• _YOUR ASSIGNMENT_:
Whenever the word "Programs" turns up in a line of the data below, copy that line.

• _INPUT DATA_:
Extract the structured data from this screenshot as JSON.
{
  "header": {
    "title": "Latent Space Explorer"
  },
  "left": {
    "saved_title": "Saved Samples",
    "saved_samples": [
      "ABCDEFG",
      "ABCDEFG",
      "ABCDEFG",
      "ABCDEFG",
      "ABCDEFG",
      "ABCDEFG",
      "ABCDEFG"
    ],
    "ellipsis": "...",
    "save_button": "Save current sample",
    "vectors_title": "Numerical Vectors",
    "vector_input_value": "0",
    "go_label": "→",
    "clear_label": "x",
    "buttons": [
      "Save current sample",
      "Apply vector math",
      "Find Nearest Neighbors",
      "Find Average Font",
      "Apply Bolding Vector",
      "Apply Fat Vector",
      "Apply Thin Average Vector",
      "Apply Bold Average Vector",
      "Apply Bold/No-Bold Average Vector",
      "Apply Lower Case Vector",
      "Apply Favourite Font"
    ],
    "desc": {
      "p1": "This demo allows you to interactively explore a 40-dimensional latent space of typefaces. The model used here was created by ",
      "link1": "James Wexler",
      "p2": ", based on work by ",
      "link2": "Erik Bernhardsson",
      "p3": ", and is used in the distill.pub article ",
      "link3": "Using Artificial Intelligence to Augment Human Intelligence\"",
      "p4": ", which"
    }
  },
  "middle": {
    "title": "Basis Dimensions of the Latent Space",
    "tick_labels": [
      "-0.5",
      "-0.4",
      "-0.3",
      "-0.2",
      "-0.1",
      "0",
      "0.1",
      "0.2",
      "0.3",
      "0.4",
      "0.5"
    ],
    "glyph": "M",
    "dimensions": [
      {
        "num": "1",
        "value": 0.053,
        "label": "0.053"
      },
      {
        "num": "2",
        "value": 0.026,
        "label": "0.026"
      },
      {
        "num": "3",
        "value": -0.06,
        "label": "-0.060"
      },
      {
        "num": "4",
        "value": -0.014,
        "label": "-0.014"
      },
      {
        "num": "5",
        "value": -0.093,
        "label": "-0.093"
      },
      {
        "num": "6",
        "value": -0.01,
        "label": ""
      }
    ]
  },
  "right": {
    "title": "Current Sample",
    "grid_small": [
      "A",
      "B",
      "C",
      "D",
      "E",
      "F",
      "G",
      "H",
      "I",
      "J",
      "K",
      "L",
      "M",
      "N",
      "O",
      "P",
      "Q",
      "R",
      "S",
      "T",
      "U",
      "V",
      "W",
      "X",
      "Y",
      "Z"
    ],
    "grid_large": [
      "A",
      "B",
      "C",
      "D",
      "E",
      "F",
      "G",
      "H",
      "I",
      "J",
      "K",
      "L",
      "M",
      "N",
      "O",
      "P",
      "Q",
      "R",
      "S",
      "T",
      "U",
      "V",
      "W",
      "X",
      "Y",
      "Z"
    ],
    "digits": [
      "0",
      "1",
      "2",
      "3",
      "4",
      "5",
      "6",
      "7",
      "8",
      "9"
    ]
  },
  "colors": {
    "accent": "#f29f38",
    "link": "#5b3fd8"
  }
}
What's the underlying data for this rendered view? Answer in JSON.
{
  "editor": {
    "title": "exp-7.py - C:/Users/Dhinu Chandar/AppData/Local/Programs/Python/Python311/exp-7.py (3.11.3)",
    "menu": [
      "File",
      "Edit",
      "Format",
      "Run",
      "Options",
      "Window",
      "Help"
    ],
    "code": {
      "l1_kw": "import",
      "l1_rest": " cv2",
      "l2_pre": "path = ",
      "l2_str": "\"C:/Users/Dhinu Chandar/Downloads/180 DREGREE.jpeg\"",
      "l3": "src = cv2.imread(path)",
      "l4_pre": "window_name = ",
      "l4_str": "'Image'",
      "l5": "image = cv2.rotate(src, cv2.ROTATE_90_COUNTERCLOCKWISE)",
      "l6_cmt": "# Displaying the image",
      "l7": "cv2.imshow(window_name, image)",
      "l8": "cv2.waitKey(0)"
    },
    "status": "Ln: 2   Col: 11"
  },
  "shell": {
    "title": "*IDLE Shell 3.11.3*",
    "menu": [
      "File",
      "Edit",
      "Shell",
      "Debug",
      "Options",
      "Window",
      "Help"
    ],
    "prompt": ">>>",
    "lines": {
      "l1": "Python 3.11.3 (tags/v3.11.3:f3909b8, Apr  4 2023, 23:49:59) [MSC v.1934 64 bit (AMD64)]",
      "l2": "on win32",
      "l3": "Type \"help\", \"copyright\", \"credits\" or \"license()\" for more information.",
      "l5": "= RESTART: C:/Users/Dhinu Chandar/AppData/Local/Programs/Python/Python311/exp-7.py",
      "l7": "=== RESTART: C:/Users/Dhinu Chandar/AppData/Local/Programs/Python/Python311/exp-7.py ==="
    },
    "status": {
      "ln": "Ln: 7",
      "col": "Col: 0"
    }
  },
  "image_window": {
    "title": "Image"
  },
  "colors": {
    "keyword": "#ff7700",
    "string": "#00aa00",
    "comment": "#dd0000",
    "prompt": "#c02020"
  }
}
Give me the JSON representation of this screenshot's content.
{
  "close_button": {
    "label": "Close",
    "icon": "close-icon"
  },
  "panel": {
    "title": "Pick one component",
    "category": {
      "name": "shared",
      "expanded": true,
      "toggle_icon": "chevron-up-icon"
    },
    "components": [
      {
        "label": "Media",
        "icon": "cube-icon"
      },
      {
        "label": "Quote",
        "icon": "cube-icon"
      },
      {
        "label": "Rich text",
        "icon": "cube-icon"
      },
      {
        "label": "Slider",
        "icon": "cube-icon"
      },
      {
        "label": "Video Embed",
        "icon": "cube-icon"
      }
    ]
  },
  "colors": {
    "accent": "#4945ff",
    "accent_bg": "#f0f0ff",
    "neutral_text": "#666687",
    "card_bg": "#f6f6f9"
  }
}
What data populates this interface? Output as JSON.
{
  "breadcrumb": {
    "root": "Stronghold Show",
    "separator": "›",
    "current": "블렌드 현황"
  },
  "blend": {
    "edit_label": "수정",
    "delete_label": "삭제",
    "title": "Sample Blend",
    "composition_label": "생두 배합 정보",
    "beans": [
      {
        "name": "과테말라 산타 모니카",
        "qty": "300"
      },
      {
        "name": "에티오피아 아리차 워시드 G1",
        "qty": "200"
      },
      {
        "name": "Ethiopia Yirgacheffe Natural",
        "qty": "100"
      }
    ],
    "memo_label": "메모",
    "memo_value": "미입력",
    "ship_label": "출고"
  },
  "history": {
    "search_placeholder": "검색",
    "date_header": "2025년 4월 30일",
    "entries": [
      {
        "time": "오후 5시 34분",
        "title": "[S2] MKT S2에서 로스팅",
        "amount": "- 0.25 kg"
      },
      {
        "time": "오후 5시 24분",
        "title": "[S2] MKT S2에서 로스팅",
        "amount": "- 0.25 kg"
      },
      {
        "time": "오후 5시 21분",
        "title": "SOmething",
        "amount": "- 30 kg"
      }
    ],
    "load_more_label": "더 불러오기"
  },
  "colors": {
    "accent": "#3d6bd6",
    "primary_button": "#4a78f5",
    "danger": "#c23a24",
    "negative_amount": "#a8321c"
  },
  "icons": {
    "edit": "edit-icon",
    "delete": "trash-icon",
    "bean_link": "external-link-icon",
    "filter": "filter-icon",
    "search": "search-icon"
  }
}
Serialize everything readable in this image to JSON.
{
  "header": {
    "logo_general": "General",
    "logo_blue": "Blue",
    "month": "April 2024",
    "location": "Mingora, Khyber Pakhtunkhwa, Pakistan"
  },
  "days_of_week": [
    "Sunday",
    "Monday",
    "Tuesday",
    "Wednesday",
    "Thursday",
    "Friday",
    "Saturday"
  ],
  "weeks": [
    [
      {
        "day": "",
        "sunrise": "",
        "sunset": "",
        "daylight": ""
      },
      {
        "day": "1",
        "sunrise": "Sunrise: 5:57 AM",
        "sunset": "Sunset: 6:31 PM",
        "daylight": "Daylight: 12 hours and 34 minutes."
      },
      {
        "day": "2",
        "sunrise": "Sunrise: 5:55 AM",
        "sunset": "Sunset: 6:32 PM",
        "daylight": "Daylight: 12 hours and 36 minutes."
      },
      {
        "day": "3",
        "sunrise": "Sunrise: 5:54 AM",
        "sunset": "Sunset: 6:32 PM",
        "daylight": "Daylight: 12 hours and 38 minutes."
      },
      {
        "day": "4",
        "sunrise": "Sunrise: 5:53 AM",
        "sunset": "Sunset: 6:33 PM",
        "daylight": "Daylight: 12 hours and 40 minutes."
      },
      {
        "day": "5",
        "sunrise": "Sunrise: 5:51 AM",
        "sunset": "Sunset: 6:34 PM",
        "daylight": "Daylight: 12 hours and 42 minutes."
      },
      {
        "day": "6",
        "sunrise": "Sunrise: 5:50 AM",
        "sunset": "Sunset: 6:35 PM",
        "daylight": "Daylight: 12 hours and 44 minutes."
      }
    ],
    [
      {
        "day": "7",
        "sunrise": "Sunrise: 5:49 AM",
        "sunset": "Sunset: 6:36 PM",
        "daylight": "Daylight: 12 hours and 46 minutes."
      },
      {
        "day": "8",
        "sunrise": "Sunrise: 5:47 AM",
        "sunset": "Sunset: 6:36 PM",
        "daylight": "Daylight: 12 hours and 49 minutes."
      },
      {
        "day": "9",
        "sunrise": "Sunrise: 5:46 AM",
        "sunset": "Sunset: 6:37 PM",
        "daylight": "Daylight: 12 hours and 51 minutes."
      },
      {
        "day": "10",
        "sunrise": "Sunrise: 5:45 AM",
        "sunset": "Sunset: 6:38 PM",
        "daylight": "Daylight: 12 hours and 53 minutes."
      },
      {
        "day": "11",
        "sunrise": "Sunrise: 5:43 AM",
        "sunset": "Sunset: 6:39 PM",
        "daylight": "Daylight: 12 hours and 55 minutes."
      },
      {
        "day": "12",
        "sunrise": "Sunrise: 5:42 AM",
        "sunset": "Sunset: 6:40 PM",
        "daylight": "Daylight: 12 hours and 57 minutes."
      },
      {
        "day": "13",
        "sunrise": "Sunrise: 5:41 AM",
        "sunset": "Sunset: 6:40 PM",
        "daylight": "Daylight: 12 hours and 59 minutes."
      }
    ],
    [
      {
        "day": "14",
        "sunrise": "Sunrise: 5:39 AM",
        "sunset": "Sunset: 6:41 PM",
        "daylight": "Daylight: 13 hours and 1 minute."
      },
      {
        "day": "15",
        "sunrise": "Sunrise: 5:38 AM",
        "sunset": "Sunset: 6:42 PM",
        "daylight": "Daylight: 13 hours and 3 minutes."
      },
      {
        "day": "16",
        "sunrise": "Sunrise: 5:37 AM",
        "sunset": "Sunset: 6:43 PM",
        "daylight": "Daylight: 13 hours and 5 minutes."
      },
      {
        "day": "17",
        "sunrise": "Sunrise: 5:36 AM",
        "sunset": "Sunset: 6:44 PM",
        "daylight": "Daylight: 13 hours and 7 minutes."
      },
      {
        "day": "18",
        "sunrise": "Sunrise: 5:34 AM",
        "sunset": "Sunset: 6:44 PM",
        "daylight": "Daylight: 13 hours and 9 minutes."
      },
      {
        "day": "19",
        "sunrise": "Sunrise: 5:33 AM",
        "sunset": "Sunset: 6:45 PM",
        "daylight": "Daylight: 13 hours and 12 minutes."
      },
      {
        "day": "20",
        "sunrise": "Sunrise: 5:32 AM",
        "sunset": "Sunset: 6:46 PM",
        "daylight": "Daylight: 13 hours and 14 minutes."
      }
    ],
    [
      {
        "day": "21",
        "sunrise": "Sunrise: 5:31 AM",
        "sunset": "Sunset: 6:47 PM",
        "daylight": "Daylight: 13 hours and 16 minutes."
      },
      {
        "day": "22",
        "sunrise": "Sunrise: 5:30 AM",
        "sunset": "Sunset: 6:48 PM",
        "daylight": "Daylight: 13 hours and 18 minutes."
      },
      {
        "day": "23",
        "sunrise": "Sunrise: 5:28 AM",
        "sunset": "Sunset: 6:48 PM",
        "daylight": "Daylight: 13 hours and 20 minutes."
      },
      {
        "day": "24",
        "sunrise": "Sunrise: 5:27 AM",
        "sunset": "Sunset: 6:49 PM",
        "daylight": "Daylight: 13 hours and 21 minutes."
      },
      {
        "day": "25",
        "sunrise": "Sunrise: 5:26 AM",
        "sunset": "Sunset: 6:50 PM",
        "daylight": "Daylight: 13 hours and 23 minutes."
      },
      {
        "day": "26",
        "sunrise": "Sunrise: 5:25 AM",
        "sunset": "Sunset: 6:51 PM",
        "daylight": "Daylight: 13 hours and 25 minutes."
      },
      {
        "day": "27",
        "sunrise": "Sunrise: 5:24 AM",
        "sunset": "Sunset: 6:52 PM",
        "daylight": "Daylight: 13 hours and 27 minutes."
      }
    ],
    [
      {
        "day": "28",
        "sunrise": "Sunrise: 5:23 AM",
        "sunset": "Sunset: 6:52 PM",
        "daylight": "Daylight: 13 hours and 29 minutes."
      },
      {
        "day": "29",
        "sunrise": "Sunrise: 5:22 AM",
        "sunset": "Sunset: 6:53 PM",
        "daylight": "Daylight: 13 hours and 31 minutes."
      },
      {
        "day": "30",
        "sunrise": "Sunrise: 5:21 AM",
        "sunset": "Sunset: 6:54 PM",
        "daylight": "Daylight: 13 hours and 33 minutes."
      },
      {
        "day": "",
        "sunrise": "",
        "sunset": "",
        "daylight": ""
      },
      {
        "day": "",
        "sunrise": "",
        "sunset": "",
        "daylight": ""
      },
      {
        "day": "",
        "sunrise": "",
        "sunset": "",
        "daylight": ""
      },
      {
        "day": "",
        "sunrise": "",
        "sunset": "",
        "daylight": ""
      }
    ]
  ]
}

• _TASK SOLUTION_:
    "title": "exp-7.py - C:/Users/Dhinu Chandar/AppData/Local/Programs/Python/Python311/exp-7.py (3.11.3)",
      "l5": "= RESTART: C:/Users/Dhinu Chandar/AppData/Local/Programs/Python/Python311/exp-7.py",
      "l7": "=== RESTART: C:/Users/Dhinu Chandar/AppData/Local/Programs/Python/Python311/exp-7.py ==="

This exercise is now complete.